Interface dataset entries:
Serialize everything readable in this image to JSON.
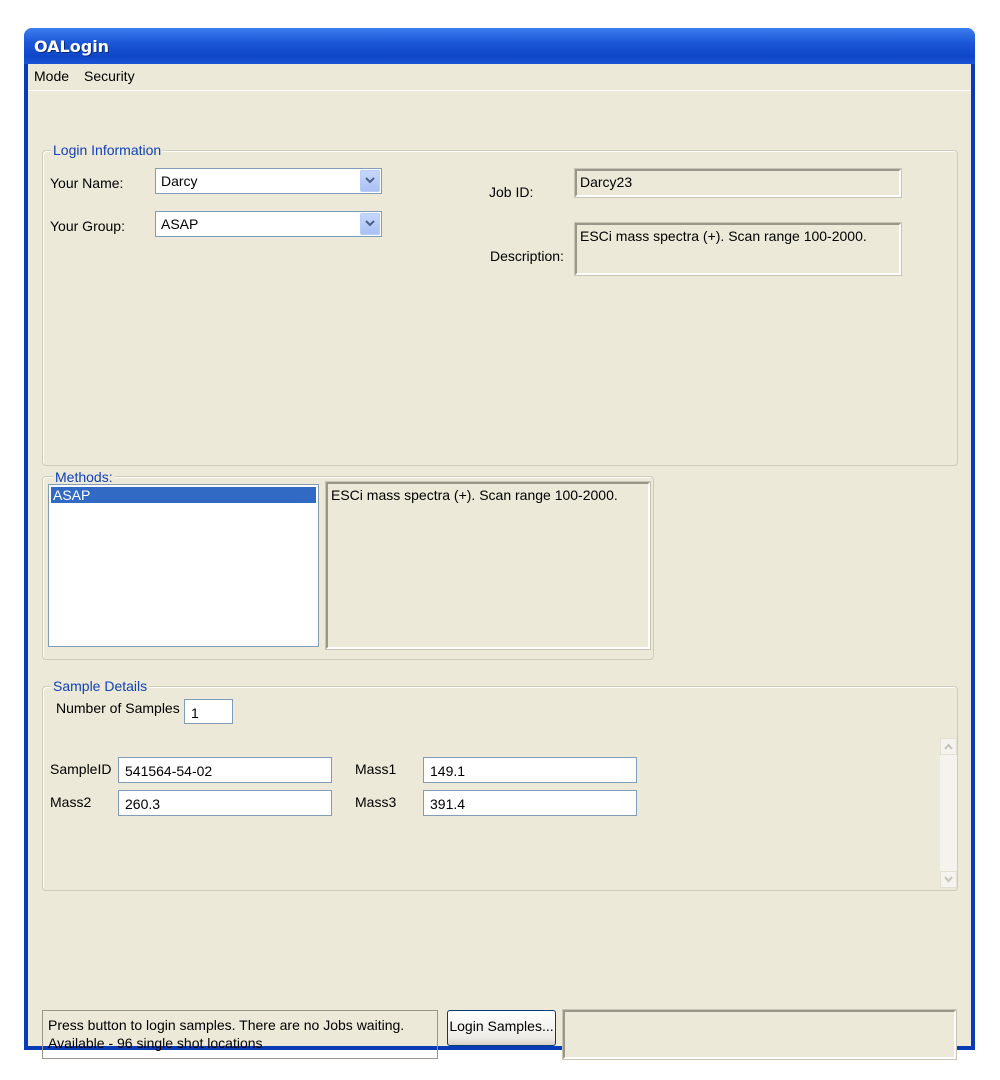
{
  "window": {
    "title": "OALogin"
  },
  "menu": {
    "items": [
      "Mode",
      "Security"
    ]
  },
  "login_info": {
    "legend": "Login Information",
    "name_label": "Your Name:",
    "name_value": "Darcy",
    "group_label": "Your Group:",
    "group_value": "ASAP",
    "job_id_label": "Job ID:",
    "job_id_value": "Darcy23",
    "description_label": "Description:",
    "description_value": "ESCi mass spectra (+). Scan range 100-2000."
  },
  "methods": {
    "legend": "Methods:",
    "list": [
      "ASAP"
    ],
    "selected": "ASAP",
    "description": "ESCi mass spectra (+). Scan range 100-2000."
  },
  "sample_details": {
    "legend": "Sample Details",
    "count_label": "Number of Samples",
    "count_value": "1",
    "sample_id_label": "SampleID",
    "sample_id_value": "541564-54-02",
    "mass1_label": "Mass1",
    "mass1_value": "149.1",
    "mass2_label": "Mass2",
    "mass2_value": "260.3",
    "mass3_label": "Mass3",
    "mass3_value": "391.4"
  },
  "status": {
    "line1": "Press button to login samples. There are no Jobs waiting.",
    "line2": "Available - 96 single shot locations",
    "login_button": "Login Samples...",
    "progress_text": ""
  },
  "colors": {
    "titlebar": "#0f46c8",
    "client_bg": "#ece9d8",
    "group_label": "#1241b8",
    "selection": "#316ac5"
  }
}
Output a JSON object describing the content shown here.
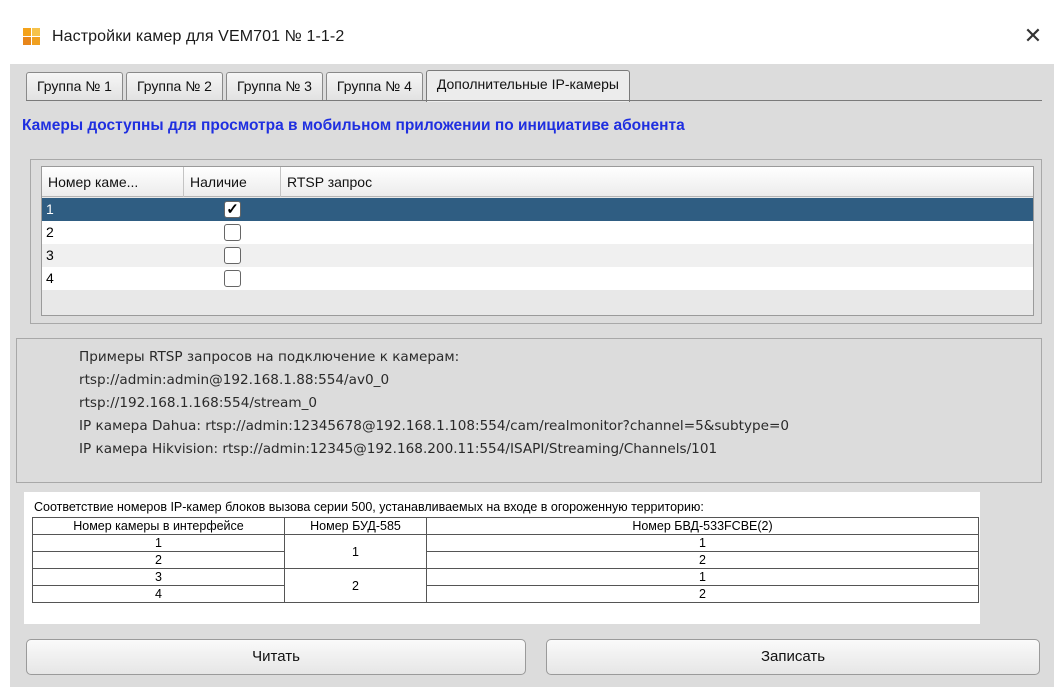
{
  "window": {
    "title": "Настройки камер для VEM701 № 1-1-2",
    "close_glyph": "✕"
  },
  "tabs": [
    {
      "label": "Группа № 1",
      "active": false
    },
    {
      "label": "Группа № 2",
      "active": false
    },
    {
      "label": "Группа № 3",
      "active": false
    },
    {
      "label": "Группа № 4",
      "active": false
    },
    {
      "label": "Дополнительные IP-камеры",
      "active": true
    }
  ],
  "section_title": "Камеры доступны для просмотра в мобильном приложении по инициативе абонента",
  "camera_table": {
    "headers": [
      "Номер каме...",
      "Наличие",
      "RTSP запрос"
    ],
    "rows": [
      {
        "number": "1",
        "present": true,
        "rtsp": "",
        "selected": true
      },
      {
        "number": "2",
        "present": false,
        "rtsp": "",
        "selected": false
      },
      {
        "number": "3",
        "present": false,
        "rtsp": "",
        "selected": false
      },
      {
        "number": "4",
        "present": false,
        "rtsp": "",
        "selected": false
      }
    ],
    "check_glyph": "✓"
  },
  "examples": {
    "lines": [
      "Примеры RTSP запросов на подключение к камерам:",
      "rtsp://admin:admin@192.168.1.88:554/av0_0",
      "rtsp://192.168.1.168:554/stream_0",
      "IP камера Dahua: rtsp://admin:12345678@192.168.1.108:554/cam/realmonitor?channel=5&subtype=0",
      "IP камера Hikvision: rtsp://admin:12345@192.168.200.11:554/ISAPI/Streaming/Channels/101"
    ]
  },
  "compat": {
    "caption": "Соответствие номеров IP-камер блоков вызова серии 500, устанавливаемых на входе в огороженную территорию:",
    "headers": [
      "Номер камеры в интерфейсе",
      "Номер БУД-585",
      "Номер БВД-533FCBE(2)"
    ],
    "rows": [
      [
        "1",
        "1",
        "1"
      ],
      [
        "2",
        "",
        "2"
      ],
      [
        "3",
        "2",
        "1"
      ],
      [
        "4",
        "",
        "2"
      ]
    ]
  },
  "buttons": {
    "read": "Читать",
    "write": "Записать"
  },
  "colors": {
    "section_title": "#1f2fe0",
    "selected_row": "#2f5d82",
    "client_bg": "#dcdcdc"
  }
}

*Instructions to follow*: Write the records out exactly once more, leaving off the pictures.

*Answer section*:
Serialize everything readable in this image to JSON.
{
  "window": {
    "title": "OALogin"
  },
  "menu": {
    "items": [
      "Mode",
      "Security"
    ]
  },
  "login_info": {
    "legend": "Login Information",
    "name_label": "Your Name:",
    "name_value": "Darcy",
    "group_label": "Your Group:",
    "group_value": "ASAP",
    "job_id_label": "Job ID:",
    "job_id_value": "Darcy23",
    "description_label": "Description:",
    "description_value": "ESCi mass spectra (+). Scan range 100-2000."
  },
  "methods": {
    "legend": "Methods:",
    "list": [
      "ASAP"
    ],
    "selected": "ASAP",
    "description": "ESCi mass spectra (+). Scan range 100-2000."
  },
  "sample_details": {
    "legend": "Sample Details",
    "count_label": "Number of Samples",
    "count_value": "1",
    "sample_id_label": "SampleID",
    "sample_id_value": "541564-54-02",
    "mass1_label": "Mass1",
    "mass1_value": "149.1",
    "mass2_label": "Mass2",
    "mass2_value": "260.3",
    "mass3_label": "Mass3",
    "mass3_value": "391.4"
  },
  "status": {
    "line1": "Press button to login samples. There are no Jobs waiting.",
    "line2": "Available - 96 single shot locations",
    "login_button": "Login Samples...",
    "progress_text": ""
  },
  "colors": {
    "titlebar": "#0f46c8",
    "client_bg": "#ece9d8",
    "group_label": "#1241b8",
    "selection": "#316ac5"
  }
}
Output a JSON object describing the content shown here.
{
  "window": {
    "title": "Настройки камер для VEM701 № 1-1-2",
    "close_glyph": "✕"
  },
  "tabs": [
    {
      "label": "Группа № 1",
      "active": false
    },
    {
      "label": "Группа № 2",
      "active": false
    },
    {
      "label": "Группа № 3",
      "active": false
    },
    {
      "label": "Группа № 4",
      "active": false
    },
    {
      "label": "Дополнительные IP-камеры",
      "active": true
    }
  ],
  "section_title": "Камеры доступны для просмотра в мобильном приложении по инициативе абонента",
  "camera_table": {
    "headers": [
      "Номер каме...",
      "Наличие",
      "RTSP запрос"
    ],
    "rows": [
      {
        "number": "1",
        "present": true,
        "rtsp": "",
        "selected": true
      },
      {
        "number": "2",
        "present": false,
        "rtsp": "",
        "selected": false
      },
      {
        "number": "3",
        "present": false,
        "rtsp": "",
        "selected": false
      },
      {
        "number": "4",
        "present": false,
        "rtsp": "",
        "selected": false
      }
    ],
    "check_glyph": "✓"
  },
  "examples": {
    "lines": [
      "Примеры RTSP запросов на подключение к камерам:",
      "rtsp://admin:admin@192.168.1.88:554/av0_0",
      "rtsp://192.168.1.168:554/stream_0",
      "IP камера Dahua: rtsp://admin:12345678@192.168.1.108:554/cam/realmonitor?channel=5&subtype=0",
      "IP камера Hikvision: rtsp://admin:12345@192.168.200.11:554/ISAPI/Streaming/Channels/101"
    ]
  },
  "compat": {
    "caption": "Соответствие номеров IP-камер блоков вызова серии 500, устанавливаемых на входе в огороженную территорию:",
    "headers": [
      "Номер камеры в интерфейсе",
      "Номер БУД-585",
      "Номер БВД-533FCBE(2)"
    ],
    "rows": [
      [
        "1",
        "1",
        "1"
      ],
      [
        "2",
        "",
        "2"
      ],
      [
        "3",
        "2",
        "1"
      ],
      [
        "4",
        "",
        "2"
      ]
    ]
  },
  "buttons": {
    "read": "Читать",
    "write": "Записать"
  },
  "colors": {
    "section_title": "#1f2fe0",
    "selected_row": "#2f5d82",
    "client_bg": "#dcdcdc"
  }
}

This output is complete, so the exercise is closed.